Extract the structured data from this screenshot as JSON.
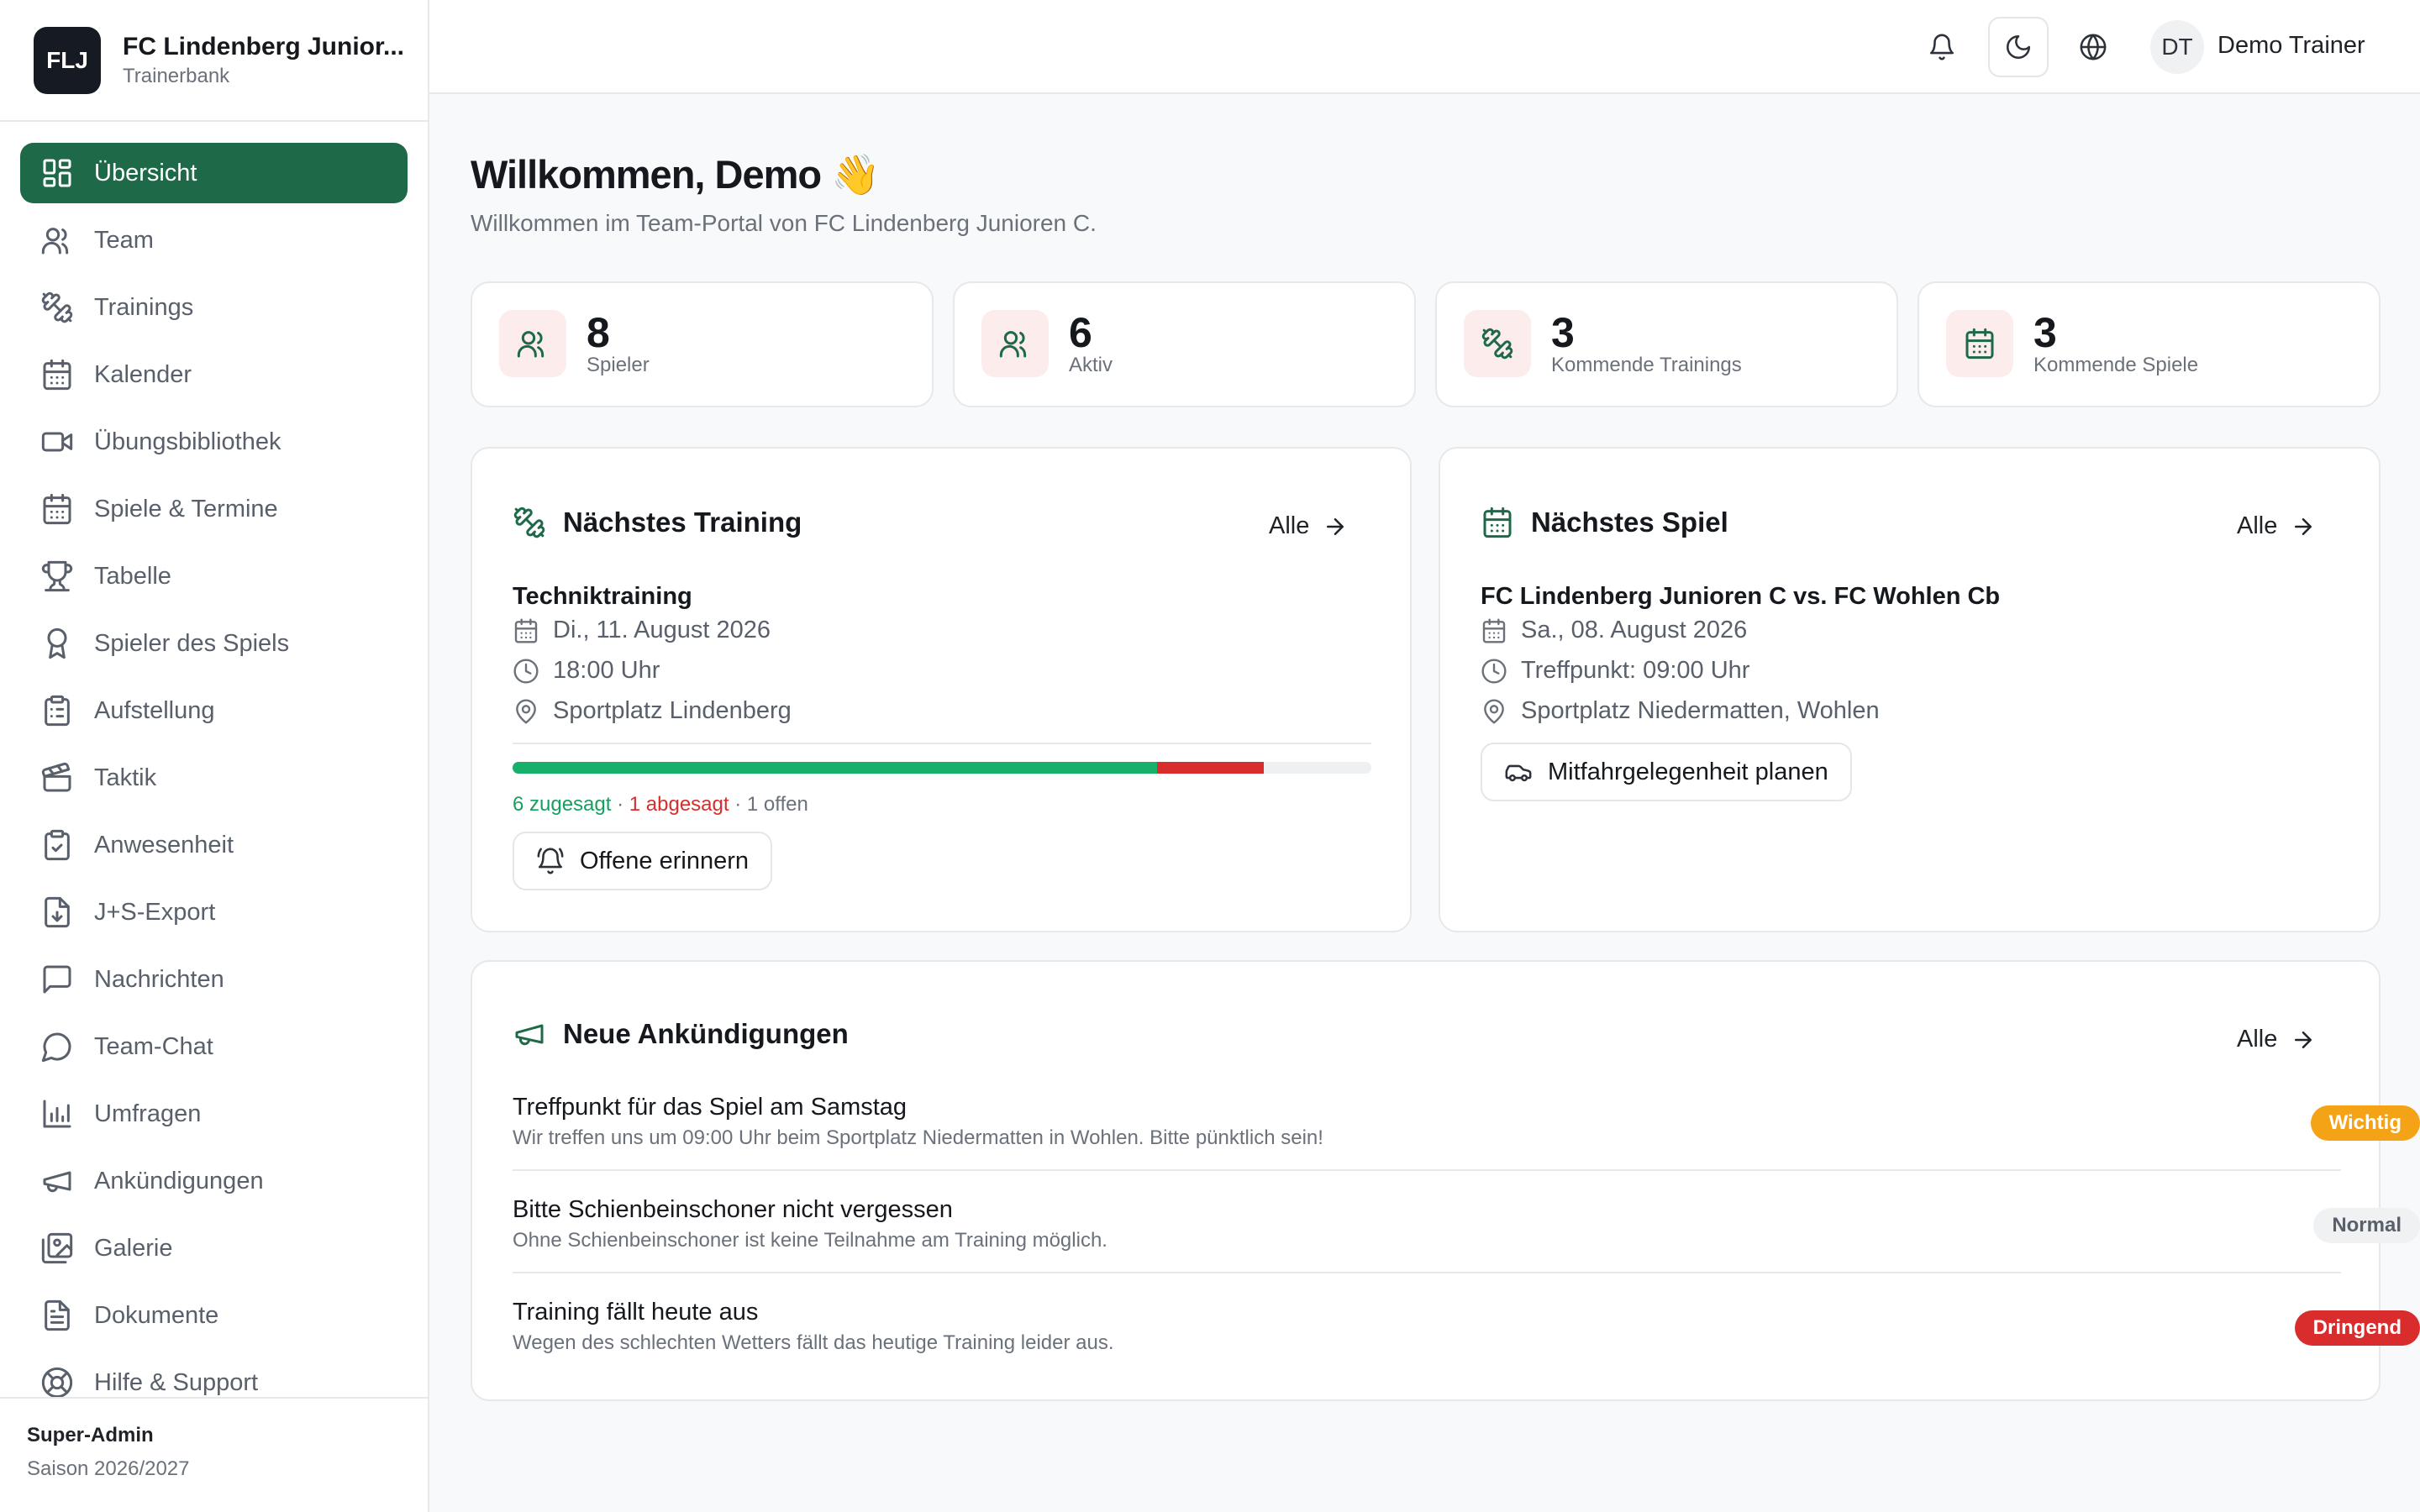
{
  "brand": {
    "logo_text": "FLJ",
    "title": "FC Lindenberg Junior...",
    "subtitle": "Trainerbank"
  },
  "sidebar": {
    "items": [
      {
        "label": "Übersicht",
        "icon": "dashboard-icon",
        "active": true
      },
      {
        "label": "Team",
        "icon": "users-icon"
      },
      {
        "label": "Trainings",
        "icon": "dumbbell-icon"
      },
      {
        "label": "Kalender",
        "icon": "calendar-icon"
      },
      {
        "label": "Übungsbibliothek",
        "icon": "video-icon"
      },
      {
        "label": "Spiele & Termine",
        "icon": "calendar-days-icon"
      },
      {
        "label": "Tabelle",
        "icon": "trophy-icon"
      },
      {
        "label": "Spieler des Spiels",
        "icon": "award-icon"
      },
      {
        "label": "Aufstellung",
        "icon": "clipboard-list-icon"
      },
      {
        "label": "Taktik",
        "icon": "clapperboard-icon"
      },
      {
        "label": "Anwesenheit",
        "icon": "clipboard-check-icon"
      },
      {
        "label": "J+S-Export",
        "icon": "file-download-icon"
      },
      {
        "label": "Nachrichten",
        "icon": "message-square-icon"
      },
      {
        "label": "Team-Chat",
        "icon": "message-circle-icon"
      },
      {
        "label": "Umfragen",
        "icon": "bar-chart-icon"
      },
      {
        "label": "Ankündigungen",
        "icon": "megaphone-icon"
      },
      {
        "label": "Galerie",
        "icon": "gallery-icon"
      },
      {
        "label": "Dokumente",
        "icon": "file-text-icon"
      },
      {
        "label": "Hilfe & Support",
        "icon": "life-buoy-icon"
      }
    ],
    "footer": {
      "role": "Super-Admin",
      "season": "Saison 2026/2027"
    }
  },
  "header": {
    "avatar_initials": "DT",
    "user_name": "Demo Trainer"
  },
  "main": {
    "welcome": "Willkommen, Demo 👋",
    "subtitle": "Willkommen im Team-Portal von FC Lindenberg Junioren C.",
    "stats": [
      {
        "value": "8",
        "label": "Spieler",
        "icon": "users-icon"
      },
      {
        "value": "6",
        "label": "Aktiv",
        "icon": "users-icon"
      },
      {
        "value": "3",
        "label": "Kommende Trainings",
        "icon": "dumbbell-icon"
      },
      {
        "value": "3",
        "label": "Kommende Spiele",
        "icon": "calendar-days-icon"
      }
    ],
    "next_training": {
      "heading": "Nächstes Training",
      "all_label": "Alle",
      "title": "Techniktraining",
      "date": "Di., 11. August 2026",
      "time": "18:00 Uhr",
      "location": "Sportplatz Lindenberg",
      "accepted_fraction": 0.75,
      "declined_fraction": 0.125,
      "accepted_text": "6 zugesagt",
      "declined_text": "1 abgesagt",
      "open_text": "1 offen",
      "separator": "·",
      "remind_label": "Offene erinnern"
    },
    "next_match": {
      "heading": "Nächstes Spiel",
      "all_label": "Alle",
      "title": "FC Lindenberg Junioren C vs. FC Wohlen Cb",
      "date": "Sa., 08. August 2026",
      "meeting": "Treffpunkt: 09:00 Uhr",
      "location": "Sportplatz Niedermatten, Wohlen",
      "carpool_label": "Mitfahrgelegenheit planen"
    },
    "announcements": {
      "heading": "Neue Ankündigungen",
      "all_label": "Alle",
      "items": [
        {
          "title": "Treffpunkt für das Spiel am Samstag",
          "text": "Wir treffen uns um 09:00 Uhr beim Sportplatz Niedermatten in Wohlen. Bitte pünktlich sein!",
          "badge": "Wichtig",
          "badge_bg": "#f4a316",
          "badge_fg": "#ffffff"
        },
        {
          "title": "Bitte Schienbeinschoner nicht vergessen",
          "text": "Ohne Schienbeinschoner ist keine Teilnahme am Training möglich.",
          "badge": "Normal",
          "badge_bg": "#f0f1f3",
          "badge_fg": "#59606b"
        },
        {
          "title": "Training fällt heute aus",
          "text": "Wegen des schlechten Wetters fällt das heutige Training leider aus.",
          "badge": "Dringend",
          "badge_bg": "#d92d2d",
          "badge_fg": "#ffffff"
        }
      ]
    }
  },
  "colors": {
    "accent": "#1e6a48",
    "accepted": "#16b06b",
    "declined": "#d92d2d",
    "icon_tile_bg": "#fdecec"
  }
}
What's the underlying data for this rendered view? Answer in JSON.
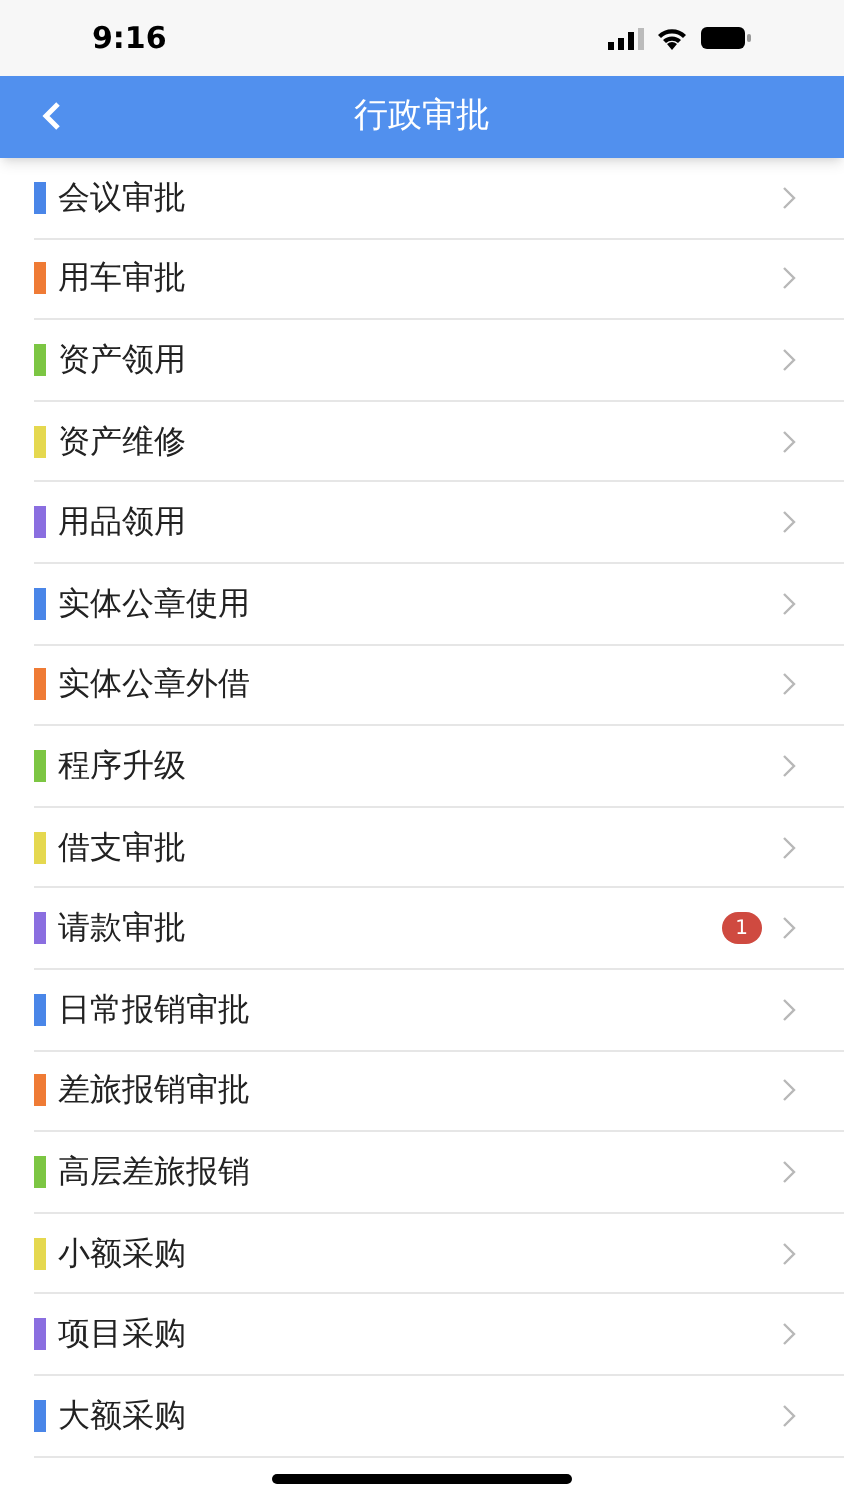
{
  "status_bar": {
    "time": "9:16"
  },
  "nav": {
    "title": "行政审批"
  },
  "items": [
    {
      "label": "会议审批",
      "color": "#4a86e8"
    },
    {
      "label": "用车审批",
      "color": "#ef7b35"
    },
    {
      "label": "资产领用",
      "color": "#7cc643"
    },
    {
      "label": "资产维修",
      "color": "#e5d84f"
    },
    {
      "label": "用品领用",
      "color": "#8a6ee0"
    },
    {
      "label": "实体公章使用",
      "color": "#4a86e8"
    },
    {
      "label": "实体公章外借",
      "color": "#ef7b35"
    },
    {
      "label": "程序升级",
      "color": "#7cc643"
    },
    {
      "label": "借支审批",
      "color": "#e5d84f"
    },
    {
      "label": "请款审批",
      "color": "#8a6ee0",
      "badge": "1"
    },
    {
      "label": "日常报销审批",
      "color": "#4a86e8"
    },
    {
      "label": "差旅报销审批",
      "color": "#ef7b35"
    },
    {
      "label": "高层差旅报销",
      "color": "#7cc643"
    },
    {
      "label": "小额采购",
      "color": "#e5d84f"
    },
    {
      "label": "项目采购",
      "color": "#8a6ee0"
    },
    {
      "label": "大额采购",
      "color": "#4a86e8"
    }
  ]
}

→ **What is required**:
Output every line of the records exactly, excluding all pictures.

→ **Solved problem**:
Extract the structured data from this screenshot as JSON.
{
  "brand": {
    "logo_text": "FLJ",
    "title": "FC Lindenberg Junior...",
    "subtitle": "Trainerbank"
  },
  "sidebar": {
    "items": [
      {
        "label": "Übersicht",
        "icon": "dashboard-icon",
        "active": true
      },
      {
        "label": "Team",
        "icon": "users-icon"
      },
      {
        "label": "Trainings",
        "icon": "dumbbell-icon"
      },
      {
        "label": "Kalender",
        "icon": "calendar-icon"
      },
      {
        "label": "Übungsbibliothek",
        "icon": "video-icon"
      },
      {
        "label": "Spiele & Termine",
        "icon": "calendar-days-icon"
      },
      {
        "label": "Tabelle",
        "icon": "trophy-icon"
      },
      {
        "label": "Spieler des Spiels",
        "icon": "award-icon"
      },
      {
        "label": "Aufstellung",
        "icon": "clipboard-list-icon"
      },
      {
        "label": "Taktik",
        "icon": "clapperboard-icon"
      },
      {
        "label": "Anwesenheit",
        "icon": "clipboard-check-icon"
      },
      {
        "label": "J+S-Export",
        "icon": "file-download-icon"
      },
      {
        "label": "Nachrichten",
        "icon": "message-square-icon"
      },
      {
        "label": "Team-Chat",
        "icon": "message-circle-icon"
      },
      {
        "label": "Umfragen",
        "icon": "bar-chart-icon"
      },
      {
        "label": "Ankündigungen",
        "icon": "megaphone-icon"
      },
      {
        "label": "Galerie",
        "icon": "gallery-icon"
      },
      {
        "label": "Dokumente",
        "icon": "file-text-icon"
      },
      {
        "label": "Hilfe & Support",
        "icon": "life-buoy-icon"
      }
    ],
    "footer": {
      "role": "Super-Admin",
      "season": "Saison 2026/2027"
    }
  },
  "header": {
    "avatar_initials": "DT",
    "user_name": "Demo Trainer"
  },
  "main": {
    "welcome": "Willkommen, Demo 👋",
    "subtitle": "Willkommen im Team-Portal von FC Lindenberg Junioren C.",
    "stats": [
      {
        "value": "8",
        "label": "Spieler",
        "icon": "users-icon"
      },
      {
        "value": "6",
        "label": "Aktiv",
        "icon": "users-icon"
      },
      {
        "value": "3",
        "label": "Kommende Trainings",
        "icon": "dumbbell-icon"
      },
      {
        "value": "3",
        "label": "Kommende Spiele",
        "icon": "calendar-days-icon"
      }
    ],
    "next_training": {
      "heading": "Nächstes Training",
      "all_label": "Alle",
      "title": "Techniktraining",
      "date": "Di., 11. August 2026",
      "time": "18:00 Uhr",
      "location": "Sportplatz Lindenberg",
      "accepted_fraction": 0.75,
      "declined_fraction": 0.125,
      "accepted_text": "6 zugesagt",
      "declined_text": "1 abgesagt",
      "open_text": "1 offen",
      "separator": "·",
      "remind_label": "Offene erinnern"
    },
    "next_match": {
      "heading": "Nächstes Spiel",
      "all_label": "Alle",
      "title": "FC Lindenberg Junioren C vs. FC Wohlen Cb",
      "date": "Sa., 08. August 2026",
      "meeting": "Treffpunkt: 09:00 Uhr",
      "location": "Sportplatz Niedermatten, Wohlen",
      "carpool_label": "Mitfahrgelegenheit planen"
    },
    "announcements": {
      "heading": "Neue Ankündigungen",
      "all_label": "Alle",
      "items": [
        {
          "title": "Treffpunkt für das Spiel am Samstag",
          "text": "Wir treffen uns um 09:00 Uhr beim Sportplatz Niedermatten in Wohlen. Bitte pünktlich sein!",
          "badge": "Wichtig",
          "badge_bg": "#f4a316",
          "badge_fg": "#ffffff"
        },
        {
          "title": "Bitte Schienbeinschoner nicht vergessen",
          "text": "Ohne Schienbeinschoner ist keine Teilnahme am Training möglich.",
          "badge": "Normal",
          "badge_bg": "#f0f1f3",
          "badge_fg": "#59606b"
        },
        {
          "title": "Training fällt heute aus",
          "text": "Wegen des schlechten Wetters fällt das heutige Training leider aus.",
          "badge": "Dringend",
          "badge_bg": "#d92d2d",
          "badge_fg": "#ffffff"
        }
      ]
    }
  },
  "colors": {
    "accent": "#1e6a48",
    "accepted": "#16b06b",
    "declined": "#d92d2d",
    "icon_tile_bg": "#fdecec"
  }
}
What's the underlying data for this rendered view? Answer in JSON.
{
  "status_bar": {
    "time": "9:16"
  },
  "nav": {
    "title": "行政审批"
  },
  "items": [
    {
      "label": "会议审批",
      "color": "#4a86e8"
    },
    {
      "label": "用车审批",
      "color": "#ef7b35"
    },
    {
      "label": "资产领用",
      "color": "#7cc643"
    },
    {
      "label": "资产维修",
      "color": "#e5d84f"
    },
    {
      "label": "用品领用",
      "color": "#8a6ee0"
    },
    {
      "label": "实体公章使用",
      "color": "#4a86e8"
    },
    {
      "label": "实体公章外借",
      "color": "#ef7b35"
    },
    {
      "label": "程序升级",
      "color": "#7cc643"
    },
    {
      "label": "借支审批",
      "color": "#e5d84f"
    },
    {
      "label": "请款审批",
      "color": "#8a6ee0",
      "badge": "1"
    },
    {
      "label": "日常报销审批",
      "color": "#4a86e8"
    },
    {
      "label": "差旅报销审批",
      "color": "#ef7b35"
    },
    {
      "label": "高层差旅报销",
      "color": "#7cc643"
    },
    {
      "label": "小额采购",
      "color": "#e5d84f"
    },
    {
      "label": "项目采购",
      "color": "#8a6ee0"
    },
    {
      "label": "大额采购",
      "color": "#4a86e8"
    }
  ]
}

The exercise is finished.